Senate Continues Negotiating Resolution Over Force in IraqBy Janet Hook
LOS ANGELES TIMES -- washington
As the Senate prepares for a potentially divisive debate this week on a resolution authorizing military action against Iraq, negotiations continued Monday for compromise wording that could increase support for the measure from Democrats.
Sources close to the talks say the White House is still not likely to make major concessions to Democrats who want more emphasis on diplomatic efforts to disarm Iraq and U.N. support for possible action against Iraqi President Saddam Hussein.
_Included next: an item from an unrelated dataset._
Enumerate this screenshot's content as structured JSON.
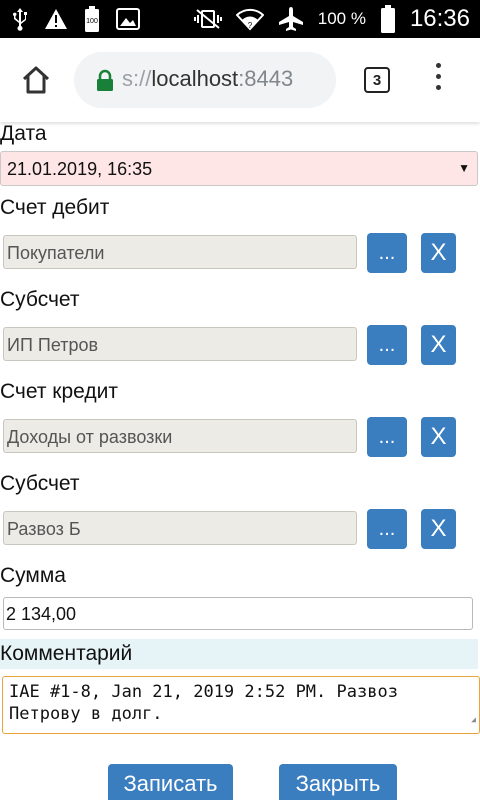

But with the talks proceeding on Monday, Senate Majority Leader Tom Daschle, D-S.D., dropped plans to open debate on the resolution Tuesday, postponing it at least until after a Wednesday morning meeting the White House called with congressional leaders.
At issue is whether the Bush administration will accept further concessions to expand support for the resolution among Democrats who think the president has requested powers too broad and unchecked by Congress.
“I’m not sure how far each side is going to move, but the goal still remains to get the broadest bipartisan support possible,” said Kori Bernards, a spokeswoman for House Minority Leader Richard Gephardt, D-Mo.
The push to alter the war authorization was given a bipartisan boost in recent days as Sen. Richard Lugar of Indiana, a respected Republican leader on foreign policy, joined Senate Foreign Relations Chairman Joseph Biden, D-Del., in pushing an alternative resolution that would be more limited than the Bush proposal.
Sean McCormack, spokesman for the National Security Council, said the proposal was “too narrowly focused,” because it dealt only with enforcing U.N. Security Council language dealing with weapons of mass destruction, rather than upholding authority to act against Hussein in response to Iraqi support for terrorism and threats against its neighbors.
The resolution submitted by Bush two weeks ago requested open-ended powers to challenge Iraq and promote “peace and security in the region.” That measure is sure to be amended -- if only to incorporate changes the administration agreed to last week in response to complaints from members of both parties that the measure was too broadly worded and should include some consultation with Congress.
But even those changes were not enough for many Senate Democrats. And partisan cross-fire over Iraq continued Monday as Republican leaders criticized the three House Democrats who traveled to Baghdad over the weekend.
Rep. Tom Davis of Virginia, chairman of the National Republican Congressional Committee, attacked Rep. Jim McDermott, D-Wash., for suggesting while in Baghdad that Bush would “mislead the American people.”